Like alot of respondents, I spent alot of time in various Avalons at the auto show and in a dealer-purchased one that we now have in our fleet. No problems with any interior trim or switchgear. Seems to be on-par (at least) with any other current Toyota.<p>I will say this, though... current Toyota passenger cars have definitely been cost-cut and value-added compared to early-90s models. That's not to say that they're not worth the premium that they get for them. Rather, I'd suggest that Toyota (like everybody else out there) has been adding content (both regulated/required and market-driven) and that there's a balancing act going on there. <p>In the case of the Avalon, Toyota has jam-packed the car with content you'd expect in a $45K+ Luxury car and, though (as I said) I think the interior is relatively well done, I don't think it's to the level of quality of materials that you'd expect in Lexus (that would be just too unexpected, given the price point). Nice piece, overall, though, and one that should be a good buy in the long-term.<p>An aside, given some of the previous comments from those in Europe.
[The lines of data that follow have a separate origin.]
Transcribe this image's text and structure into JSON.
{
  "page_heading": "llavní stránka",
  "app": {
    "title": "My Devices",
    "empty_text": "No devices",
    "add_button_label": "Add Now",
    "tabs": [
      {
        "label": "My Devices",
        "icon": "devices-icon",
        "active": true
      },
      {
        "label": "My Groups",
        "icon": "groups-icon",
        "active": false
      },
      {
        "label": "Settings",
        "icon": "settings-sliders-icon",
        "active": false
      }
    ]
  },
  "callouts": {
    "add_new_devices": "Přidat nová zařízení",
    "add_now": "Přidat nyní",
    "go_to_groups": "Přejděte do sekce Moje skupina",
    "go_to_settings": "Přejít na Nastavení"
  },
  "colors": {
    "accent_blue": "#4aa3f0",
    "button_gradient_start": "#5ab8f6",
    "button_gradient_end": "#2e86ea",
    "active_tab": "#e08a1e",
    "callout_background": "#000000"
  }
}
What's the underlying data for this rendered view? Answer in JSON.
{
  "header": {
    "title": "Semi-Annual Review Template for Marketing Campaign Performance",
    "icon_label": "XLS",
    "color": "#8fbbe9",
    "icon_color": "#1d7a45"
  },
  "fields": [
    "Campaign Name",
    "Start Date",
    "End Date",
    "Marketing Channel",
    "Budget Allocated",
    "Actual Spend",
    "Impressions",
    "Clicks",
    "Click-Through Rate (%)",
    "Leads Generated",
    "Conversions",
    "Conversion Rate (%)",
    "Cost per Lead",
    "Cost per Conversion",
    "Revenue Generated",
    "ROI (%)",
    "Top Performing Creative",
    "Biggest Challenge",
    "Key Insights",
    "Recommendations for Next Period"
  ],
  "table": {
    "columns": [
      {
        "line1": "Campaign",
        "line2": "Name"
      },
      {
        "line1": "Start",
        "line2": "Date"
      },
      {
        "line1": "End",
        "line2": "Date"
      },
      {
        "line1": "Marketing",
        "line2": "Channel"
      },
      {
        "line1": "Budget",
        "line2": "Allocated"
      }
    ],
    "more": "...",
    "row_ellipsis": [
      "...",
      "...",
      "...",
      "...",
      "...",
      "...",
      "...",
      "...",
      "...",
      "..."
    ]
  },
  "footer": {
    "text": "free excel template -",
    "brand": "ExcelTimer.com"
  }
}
The fact is that the U.S.-market is an extremely competitive one and that this drives cost more than anybody knows. Though I would agree that individual companies like GM and Ford have had problems with U.S. (versus European) versions of corporate platforms/products (like Focus, for example), I would suggest that this comes down to one horrendous fixed cost dilemna here in the U.S. that, at least, the transplants don't deal with (legacy health & pension costs)... I'm not sure that there is the same issue in European markets, if only because of the way health costs are dealt with in most European countries (i.e. the evil Clinton's failed health plan). <p>In addition, I'm pretty sure that costs are passed on in Europe in a way that market forces here would not allow. The market in Europe has historically not had issue with high-priced small cars that, as far as the mainstream market in the U.S. goes, just wouldn't have flown here. Could be changing a bit, at least on the fringes, but the general rule of thumb here is that small cars cost less (making them something less than the most profitable vehicles for U.S. manufacturers) and large cars cost more (making them more "rich" on the margins). This is one reason that you see U.S. manufacturers so enamoured with Trucks & SUVs, large cars, etc. and, for example, Ford carrying over the "old" Focus in the U.S. while the new one gets launched in Europe. Nobody in their right mind would prefer the old one over the new one.<p>Just some insight into the market here and some of the unfortunate decisions that alot of us are forced into.<p>